TASK DETAILS: Where a line of the records holds the string "logo", copy that line.

(Component data from apps and pages)

* * *

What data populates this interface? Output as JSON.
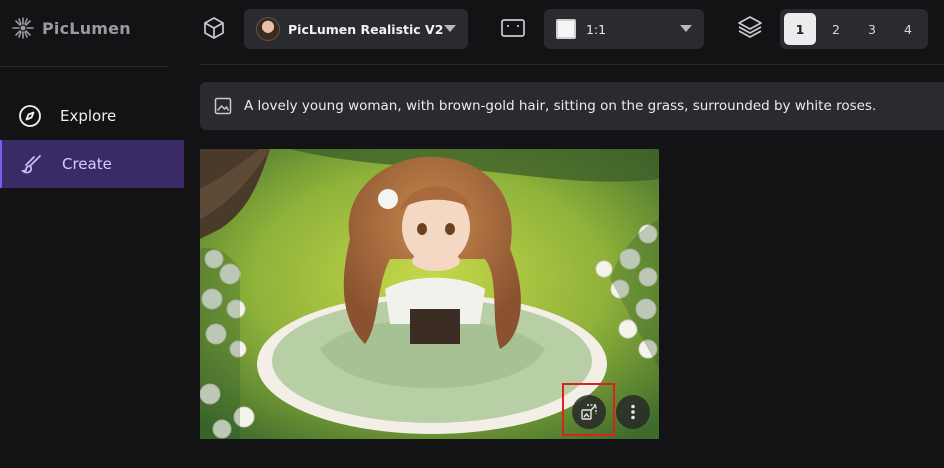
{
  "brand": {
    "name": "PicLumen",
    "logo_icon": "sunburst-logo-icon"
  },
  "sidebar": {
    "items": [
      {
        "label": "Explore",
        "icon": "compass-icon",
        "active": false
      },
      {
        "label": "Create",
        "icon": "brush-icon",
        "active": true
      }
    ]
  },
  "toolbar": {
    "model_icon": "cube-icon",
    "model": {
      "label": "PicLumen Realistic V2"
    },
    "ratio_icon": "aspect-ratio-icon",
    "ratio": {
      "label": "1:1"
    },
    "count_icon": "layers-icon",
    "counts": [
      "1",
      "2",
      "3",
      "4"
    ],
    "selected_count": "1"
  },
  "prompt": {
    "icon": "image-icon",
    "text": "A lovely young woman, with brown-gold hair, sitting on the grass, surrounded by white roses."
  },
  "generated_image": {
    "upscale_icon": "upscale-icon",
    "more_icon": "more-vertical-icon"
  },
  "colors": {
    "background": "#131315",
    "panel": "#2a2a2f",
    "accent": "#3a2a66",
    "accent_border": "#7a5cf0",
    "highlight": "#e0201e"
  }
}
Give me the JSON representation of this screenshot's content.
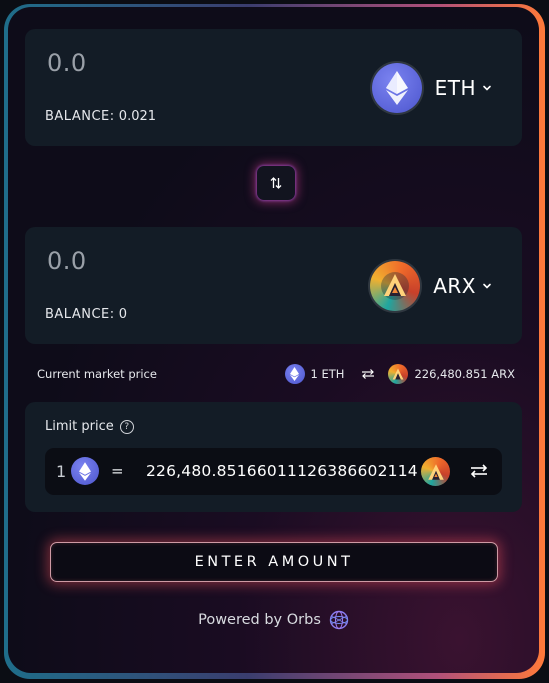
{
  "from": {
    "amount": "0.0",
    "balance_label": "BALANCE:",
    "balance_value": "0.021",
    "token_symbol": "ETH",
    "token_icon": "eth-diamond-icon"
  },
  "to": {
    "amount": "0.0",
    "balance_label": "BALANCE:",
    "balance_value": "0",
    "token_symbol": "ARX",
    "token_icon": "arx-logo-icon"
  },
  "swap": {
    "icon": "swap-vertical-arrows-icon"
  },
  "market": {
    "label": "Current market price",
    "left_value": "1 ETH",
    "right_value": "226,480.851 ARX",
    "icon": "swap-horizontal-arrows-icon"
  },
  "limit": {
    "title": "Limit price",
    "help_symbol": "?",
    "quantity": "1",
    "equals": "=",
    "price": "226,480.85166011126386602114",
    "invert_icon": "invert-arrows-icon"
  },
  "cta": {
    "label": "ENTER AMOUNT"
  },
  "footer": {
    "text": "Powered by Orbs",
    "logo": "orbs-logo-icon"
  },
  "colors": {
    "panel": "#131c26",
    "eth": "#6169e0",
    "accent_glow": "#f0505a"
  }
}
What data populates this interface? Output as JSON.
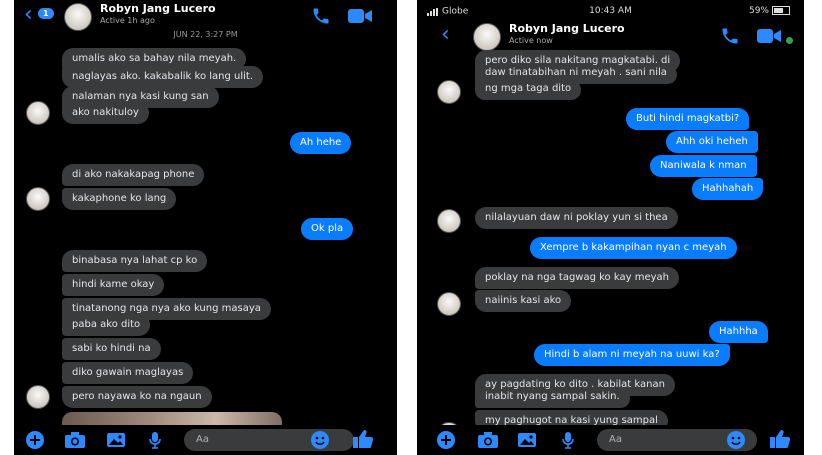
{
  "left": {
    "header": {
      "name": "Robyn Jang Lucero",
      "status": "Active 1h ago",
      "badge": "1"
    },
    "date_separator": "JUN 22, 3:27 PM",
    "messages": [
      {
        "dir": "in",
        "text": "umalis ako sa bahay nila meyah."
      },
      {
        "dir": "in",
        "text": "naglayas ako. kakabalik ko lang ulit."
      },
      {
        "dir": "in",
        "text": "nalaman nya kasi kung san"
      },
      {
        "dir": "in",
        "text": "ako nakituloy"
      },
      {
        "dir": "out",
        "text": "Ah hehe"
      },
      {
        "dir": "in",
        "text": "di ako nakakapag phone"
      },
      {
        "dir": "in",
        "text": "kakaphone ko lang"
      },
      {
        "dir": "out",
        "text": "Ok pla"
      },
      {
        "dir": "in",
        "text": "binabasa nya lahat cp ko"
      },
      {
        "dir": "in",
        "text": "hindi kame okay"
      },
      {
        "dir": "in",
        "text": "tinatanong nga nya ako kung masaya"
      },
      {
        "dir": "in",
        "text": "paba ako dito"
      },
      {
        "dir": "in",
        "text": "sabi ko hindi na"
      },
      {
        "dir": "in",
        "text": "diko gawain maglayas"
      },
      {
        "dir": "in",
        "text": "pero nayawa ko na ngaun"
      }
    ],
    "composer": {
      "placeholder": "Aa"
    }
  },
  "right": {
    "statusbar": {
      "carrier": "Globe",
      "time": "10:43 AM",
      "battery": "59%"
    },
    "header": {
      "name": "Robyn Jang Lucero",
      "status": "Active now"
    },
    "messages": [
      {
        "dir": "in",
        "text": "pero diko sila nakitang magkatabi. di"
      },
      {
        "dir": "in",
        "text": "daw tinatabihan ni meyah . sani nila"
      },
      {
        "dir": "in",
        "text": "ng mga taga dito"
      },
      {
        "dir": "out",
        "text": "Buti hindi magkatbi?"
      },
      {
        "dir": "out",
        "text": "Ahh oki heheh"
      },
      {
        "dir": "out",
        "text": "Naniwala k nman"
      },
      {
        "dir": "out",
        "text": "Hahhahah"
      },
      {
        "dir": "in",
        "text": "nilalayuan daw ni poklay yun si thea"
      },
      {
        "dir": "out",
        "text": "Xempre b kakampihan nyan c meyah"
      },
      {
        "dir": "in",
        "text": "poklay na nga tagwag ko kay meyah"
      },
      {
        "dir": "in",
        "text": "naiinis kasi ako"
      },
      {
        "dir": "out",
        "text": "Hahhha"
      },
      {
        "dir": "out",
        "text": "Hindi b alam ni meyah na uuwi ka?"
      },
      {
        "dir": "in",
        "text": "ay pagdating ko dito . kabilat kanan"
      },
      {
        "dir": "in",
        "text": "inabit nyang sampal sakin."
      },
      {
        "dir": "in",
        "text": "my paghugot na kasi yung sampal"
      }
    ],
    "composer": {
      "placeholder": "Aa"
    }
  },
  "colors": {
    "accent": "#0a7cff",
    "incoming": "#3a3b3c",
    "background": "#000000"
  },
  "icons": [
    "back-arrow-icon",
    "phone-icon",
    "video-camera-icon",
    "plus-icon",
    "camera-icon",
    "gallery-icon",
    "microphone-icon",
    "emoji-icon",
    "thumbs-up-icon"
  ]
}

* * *

EXERCISE RESULT:
    "logo_icon": "sunburst-logo-icon"
    "token_icon": "arx-logo-icon"
    "logo": "orbs-logo-icon"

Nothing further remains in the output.